PROVIDED MATERIAL START
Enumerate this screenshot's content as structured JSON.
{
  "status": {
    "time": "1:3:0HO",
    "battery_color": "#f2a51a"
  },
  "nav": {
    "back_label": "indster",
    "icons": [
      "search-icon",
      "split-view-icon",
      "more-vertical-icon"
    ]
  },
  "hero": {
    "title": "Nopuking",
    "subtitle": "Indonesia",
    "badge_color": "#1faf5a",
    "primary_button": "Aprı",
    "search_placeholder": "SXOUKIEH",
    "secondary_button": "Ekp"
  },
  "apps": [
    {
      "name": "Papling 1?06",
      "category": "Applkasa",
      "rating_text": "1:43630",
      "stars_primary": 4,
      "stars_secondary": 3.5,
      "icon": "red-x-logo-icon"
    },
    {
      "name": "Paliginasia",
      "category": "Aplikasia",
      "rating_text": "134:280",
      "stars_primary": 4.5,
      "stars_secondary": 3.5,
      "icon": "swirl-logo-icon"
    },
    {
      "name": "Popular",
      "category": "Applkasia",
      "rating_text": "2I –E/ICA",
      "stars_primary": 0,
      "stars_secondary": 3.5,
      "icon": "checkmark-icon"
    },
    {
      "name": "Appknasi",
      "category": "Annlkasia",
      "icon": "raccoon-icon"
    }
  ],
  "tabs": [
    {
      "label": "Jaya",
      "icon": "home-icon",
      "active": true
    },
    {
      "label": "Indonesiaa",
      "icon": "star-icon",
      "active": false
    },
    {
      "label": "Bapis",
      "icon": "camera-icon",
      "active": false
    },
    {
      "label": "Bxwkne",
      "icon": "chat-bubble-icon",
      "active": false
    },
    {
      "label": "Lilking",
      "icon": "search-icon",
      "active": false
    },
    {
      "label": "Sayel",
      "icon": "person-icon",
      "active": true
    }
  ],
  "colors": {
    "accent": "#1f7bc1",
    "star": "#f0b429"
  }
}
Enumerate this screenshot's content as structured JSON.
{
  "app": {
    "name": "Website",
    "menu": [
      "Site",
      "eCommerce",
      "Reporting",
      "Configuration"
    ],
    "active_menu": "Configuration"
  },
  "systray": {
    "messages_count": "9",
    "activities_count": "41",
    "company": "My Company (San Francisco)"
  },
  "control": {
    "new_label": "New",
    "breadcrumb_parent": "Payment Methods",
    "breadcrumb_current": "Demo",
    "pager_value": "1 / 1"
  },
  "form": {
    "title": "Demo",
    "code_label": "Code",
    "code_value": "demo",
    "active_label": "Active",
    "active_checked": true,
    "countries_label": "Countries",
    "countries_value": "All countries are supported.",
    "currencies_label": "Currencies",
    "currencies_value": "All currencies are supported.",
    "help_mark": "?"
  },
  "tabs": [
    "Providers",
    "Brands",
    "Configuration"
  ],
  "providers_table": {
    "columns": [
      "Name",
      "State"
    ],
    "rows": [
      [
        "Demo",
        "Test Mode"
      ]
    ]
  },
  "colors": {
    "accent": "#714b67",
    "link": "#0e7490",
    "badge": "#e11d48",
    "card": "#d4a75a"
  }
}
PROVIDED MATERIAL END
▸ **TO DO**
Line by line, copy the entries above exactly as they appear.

▸ **RESULT**
Enumerate this screenshot's content as structured JSON.
{
  "status": {
    "time": "1:3:0HO",
    "battery_color": "#f2a51a"
  },
  "nav": {
    "back_label": "indster",
    "icons": [
      "search-icon",
      "split-view-icon",
      "more-vertical-icon"
    ]
  },
  "hero": {
    "title": "Nopuking",
    "subtitle": "Indonesia",
    "badge_color": "#1faf5a",
    "primary_button": "Aprı",
    "search_placeholder": "SXOUKIEH",
    "secondary_button": "Ekp"
  },
  "apps": [
    {
      "name": "Papling 1?06",
      "category": "Applkasa",
      "rating_text": "1:43630",
      "stars_primary": 4,
      "stars_secondary": 3.5,
      "icon": "red-x-logo-icon"
    },
    {
      "name": "Paliginasia",
      "category": "Aplikasia",
      "rating_text": "134:280",
      "stars_primary": 4.5,
      "stars_secondary": 3.5,
      "icon": "swirl-logo-icon"
    },
    {
      "name": "Popular",
      "category": "Applkasia",
      "rating_text": "2I –E/ICA",
      "stars_primary": 0,
      "stars_secondary": 3.5,
      "icon": "checkmark-icon"
    },
    {
      "name": "Appknasi",
      "category": "Annlkasia",
      "icon": "raccoon-icon"
    }
  ],
  "tabs": [
    {
      "label": "Jaya",
      "icon": "home-icon",
      "active": true
    },
    {
      "label": "Indonesiaa",
      "icon": "star-icon",
      "active": false
    },
    {
      "label": "Bapis",
      "icon": "camera-icon",
      "active": false
    },
    {
      "label": "Bxwkne",
      "icon": "chat-bubble-icon",
      "active": false
    },
    {
      "label": "Lilking",
      "icon": "search-icon",
      "active": false
    },
    {
      "label": "Sayel",
      "icon": "person-icon",
      "active": true
    }
  ],
  "colors": {
    "accent": "#1f7bc1",
    "star": "#f0b429"
  }
}
Enumerate this screenshot's content as structured JSON.
{
  "app": {
    "name": "Website",
    "menu": [
      "Site",
      "eCommerce",
      "Reporting",
      "Configuration"
    ],
    "active_menu": "Configuration"
  },
  "systray": {
    "messages_count": "9",
    "activities_count": "41",
    "company": "My Company (San Francisco)"
  },
  "control": {
    "new_label": "New",
    "breadcrumb_parent": "Payment Methods",
    "breadcrumb_current": "Demo",
    "pager_value": "1 / 1"
  },
  "form": {
    "title": "Demo",
    "code_label": "Code",
    "code_value": "demo",
    "active_label": "Active",
    "active_checked": true,
    "countries_label": "Countries",
    "countries_value": "All countries are supported.",
    "currencies_label": "Currencies",
    "currencies_value": "All currencies are supported.",
    "help_mark": "?"
  },
  "tabs": [
    "Providers",
    "Brands",
    "Configuration"
  ],
  "providers_table": {
    "columns": [
      "Name",
      "State"
    ],
    "rows": [
      [
        "Demo",
        "Test Mode"
      ]
    ]
  },
  "colors": {
    "accent": "#714b67",
    "link": "#0e7490",
    "badge": "#e11d48",
    "card": "#d4a75a"
  }
}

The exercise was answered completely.